▶ **What you are asked to do**: Please copy out the listing below in full and exactly.

▶ **Supplied data**:
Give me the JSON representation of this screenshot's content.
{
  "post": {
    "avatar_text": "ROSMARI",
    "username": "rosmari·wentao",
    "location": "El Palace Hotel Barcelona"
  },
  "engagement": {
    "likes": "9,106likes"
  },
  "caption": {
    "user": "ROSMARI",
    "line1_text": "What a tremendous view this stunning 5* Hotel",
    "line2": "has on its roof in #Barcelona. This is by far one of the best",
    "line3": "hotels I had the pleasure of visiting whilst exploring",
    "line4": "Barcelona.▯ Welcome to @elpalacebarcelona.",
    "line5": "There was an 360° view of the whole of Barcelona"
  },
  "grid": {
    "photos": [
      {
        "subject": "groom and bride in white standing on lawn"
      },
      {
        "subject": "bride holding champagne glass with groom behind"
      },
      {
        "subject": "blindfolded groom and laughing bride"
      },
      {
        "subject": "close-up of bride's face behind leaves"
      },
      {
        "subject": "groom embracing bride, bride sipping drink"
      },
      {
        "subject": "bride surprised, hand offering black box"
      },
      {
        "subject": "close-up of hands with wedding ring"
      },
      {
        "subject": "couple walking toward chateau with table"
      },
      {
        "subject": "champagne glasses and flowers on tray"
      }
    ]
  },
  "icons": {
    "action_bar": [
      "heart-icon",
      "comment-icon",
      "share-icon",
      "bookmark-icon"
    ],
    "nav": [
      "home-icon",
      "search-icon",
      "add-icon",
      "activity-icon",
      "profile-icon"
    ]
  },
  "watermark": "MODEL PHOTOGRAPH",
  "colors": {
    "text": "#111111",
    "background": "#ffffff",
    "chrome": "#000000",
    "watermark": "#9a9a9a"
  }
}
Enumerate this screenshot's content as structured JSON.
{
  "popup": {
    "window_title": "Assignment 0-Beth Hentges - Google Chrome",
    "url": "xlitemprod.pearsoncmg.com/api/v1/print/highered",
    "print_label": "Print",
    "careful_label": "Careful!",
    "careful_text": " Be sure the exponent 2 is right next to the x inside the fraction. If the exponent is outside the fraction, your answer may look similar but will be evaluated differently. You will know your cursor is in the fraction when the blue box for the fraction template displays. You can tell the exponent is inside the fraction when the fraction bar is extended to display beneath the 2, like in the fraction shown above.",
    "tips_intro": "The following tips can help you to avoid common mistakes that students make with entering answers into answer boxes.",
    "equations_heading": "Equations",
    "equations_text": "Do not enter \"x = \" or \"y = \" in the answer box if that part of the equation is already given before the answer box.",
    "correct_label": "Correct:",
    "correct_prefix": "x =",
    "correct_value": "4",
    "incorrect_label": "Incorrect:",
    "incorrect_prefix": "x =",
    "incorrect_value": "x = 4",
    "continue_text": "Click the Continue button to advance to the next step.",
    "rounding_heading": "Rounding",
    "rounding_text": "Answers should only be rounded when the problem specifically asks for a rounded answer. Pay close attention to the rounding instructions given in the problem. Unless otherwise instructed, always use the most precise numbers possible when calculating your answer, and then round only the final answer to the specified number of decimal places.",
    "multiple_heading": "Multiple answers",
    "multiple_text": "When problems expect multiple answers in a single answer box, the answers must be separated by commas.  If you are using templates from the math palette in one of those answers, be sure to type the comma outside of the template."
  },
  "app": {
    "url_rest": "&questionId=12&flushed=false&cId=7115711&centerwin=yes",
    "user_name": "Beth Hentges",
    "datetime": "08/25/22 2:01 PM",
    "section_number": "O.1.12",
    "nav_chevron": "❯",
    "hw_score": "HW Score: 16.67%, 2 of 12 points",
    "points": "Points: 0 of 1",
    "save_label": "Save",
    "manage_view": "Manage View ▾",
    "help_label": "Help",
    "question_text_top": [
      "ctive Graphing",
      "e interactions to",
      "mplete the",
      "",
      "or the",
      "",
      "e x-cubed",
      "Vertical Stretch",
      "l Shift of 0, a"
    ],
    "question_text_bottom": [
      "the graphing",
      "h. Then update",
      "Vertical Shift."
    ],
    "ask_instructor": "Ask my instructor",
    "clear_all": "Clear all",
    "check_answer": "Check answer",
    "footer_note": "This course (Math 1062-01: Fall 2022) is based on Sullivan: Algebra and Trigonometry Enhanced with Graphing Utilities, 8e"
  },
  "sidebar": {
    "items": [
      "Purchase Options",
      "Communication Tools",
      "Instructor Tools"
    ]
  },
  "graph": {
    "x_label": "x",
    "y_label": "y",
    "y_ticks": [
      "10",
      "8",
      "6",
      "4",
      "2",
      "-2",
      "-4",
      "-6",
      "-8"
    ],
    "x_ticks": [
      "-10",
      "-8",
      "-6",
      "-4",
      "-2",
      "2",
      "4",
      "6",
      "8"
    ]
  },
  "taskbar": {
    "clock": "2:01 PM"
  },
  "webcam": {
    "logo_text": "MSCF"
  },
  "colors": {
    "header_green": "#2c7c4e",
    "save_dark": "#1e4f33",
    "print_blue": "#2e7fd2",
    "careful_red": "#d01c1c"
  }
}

▶ **Answer area**:
Give me the JSON representation of this screenshot's content.
{
  "post": {
    "avatar_text": "ROSMARI",
    "username": "rosmari·wentao",
    "location": "El Palace Hotel Barcelona"
  },
  "engagement": {
    "likes": "9,106likes"
  },
  "caption": {
    "user": "ROSMARI",
    "line1_text": "What a tremendous view this stunning 5* Hotel",
    "line2": "has on its roof in #Barcelona. This is by far one of the best",
    "line3": "hotels I had the pleasure of visiting whilst exploring",
    "line4": "Barcelona.▯ Welcome to @elpalacebarcelona.",
    "line5": "There was an 360° view of the whole of Barcelona"
  },
  "grid": {
    "photos": [
      {
        "subject": "groom and bride in white standing on lawn"
      },
      {
        "subject": "bride holding champagne glass with groom behind"
      },
      {
        "subject": "blindfolded groom and laughing bride"
      },
      {
        "subject": "close-up of bride's face behind leaves"
      },
      {
        "subject": "groom embracing bride, bride sipping drink"
      },
      {
        "subject": "bride surprised, hand offering black box"
      },
      {
        "subject": "close-up of hands with wedding ring"
      },
      {
        "subject": "couple walking toward chateau with table"
      },
      {
        "subject": "champagne glasses and flowers on tray"
      }
    ]
  },
  "icons": {
    "action_bar": [
      "heart-icon",
      "comment-icon",
      "share-icon",
      "bookmark-icon"
    ],
    "nav": [
      "home-icon",
      "search-icon",
      "add-icon",
      "activity-icon",
      "profile-icon"
    ]
  },
  "watermark": "MODEL PHOTOGRAPH",
  "colors": {
    "text": "#111111",
    "background": "#ffffff",
    "chrome": "#000000",
    "watermark": "#9a9a9a"
  }
}
Enumerate this screenshot's content as structured JSON.
{
  "popup": {
    "window_title": "Assignment 0-Beth Hentges - Google Chrome",
    "url": "xlitemprod.pearsoncmg.com/api/v1/print/highered",
    "print_label": "Print",
    "careful_label": "Careful!",
    "careful_text": " Be sure the exponent 2 is right next to the x inside the fraction. If the exponent is outside the fraction, your answer may look similar but will be evaluated differently. You will know your cursor is in the fraction when the blue box for the fraction template displays. You can tell the exponent is inside the fraction when the fraction bar is extended to display beneath the 2, like in the fraction shown above.",
    "tips_intro": "The following tips can help you to avoid common mistakes that students make with entering answers into answer boxes.",
    "equations_heading": "Equations",
    "equations_text": "Do not enter \"x = \" or \"y = \" in the answer box if that part of the equation is already given before the answer box.",
    "correct_label": "Correct:",
    "correct_prefix": "x =",
    "correct_value": "4",
    "incorrect_label": "Incorrect:",
    "incorrect_prefix": "x =",
    "incorrect_value": "x = 4",
    "continue_text": "Click the Continue button to advance to the next step.",
    "rounding_heading": "Rounding",
    "rounding_text": "Answers should only be rounded when the problem specifically asks for a rounded answer. Pay close attention to the rounding instructions given in the problem. Unless otherwise instructed, always use the most precise numbers possible when calculating your answer, and then round only the final answer to the specified number of decimal places.",
    "multiple_heading": "Multiple answers",
    "multiple_text": "When problems expect multiple answers in a single answer box, the answers must be separated by commas.  If you are using templates from the math palette in one of those answers, be sure to type the comma outside of the template."
  },
  "app": {
    "url_rest": "&questionId=12&flushed=false&cId=7115711&centerwin=yes",
    "user_name": "Beth Hentges",
    "datetime": "08/25/22 2:01 PM",
    "section_number": "O.1.12",
    "nav_chevron": "❯",
    "hw_score": "HW Score: 16.67%, 2 of 12 points",
    "points": "Points: 0 of 1",
    "save_label": "Save",
    "manage_view": "Manage View ▾",
    "help_label": "Help",
    "question_text_top": [
      "ctive Graphing",
      "e interactions to",
      "mplete the",
      "",
      "or the",
      "",
      "e x-cubed",
      "Vertical Stretch",
      "l Shift of 0, a"
    ],
    "question_text_bottom": [
      "the graphing",
      "h. Then update",
      "Vertical Shift."
    ],
    "ask_instructor": "Ask my instructor",
    "clear_all": "Clear all",
    "check_answer": "Check answer",
    "footer_note": "This course (Math 1062-01: Fall 2022) is based on Sullivan: Algebra and Trigonometry Enhanced with Graphing Utilities, 8e"
  },
  "sidebar": {
    "items": [
      "Purchase Options",
      "Communication Tools",
      "Instructor Tools"
    ]
  },
  "graph": {
    "x_label": "x",
    "y_label": "y",
    "y_ticks": [
      "10",
      "8",
      "6",
      "4",
      "2",
      "-2",
      "-4",
      "-6",
      "-8"
    ],
    "x_ticks": [
      "-10",
      "-8",
      "-6",
      "-4",
      "-2",
      "2",
      "4",
      "6",
      "8"
    ]
  },
  "taskbar": {
    "clock": "2:01 PM"
  },
  "webcam": {
    "logo_text": "MSCF"
  },
  "colors": {
    "header_green": "#2c7c4e",
    "save_dark": "#1e4f33",
    "print_blue": "#2e7fd2",
    "careful_red": "#d01c1c"
  }
}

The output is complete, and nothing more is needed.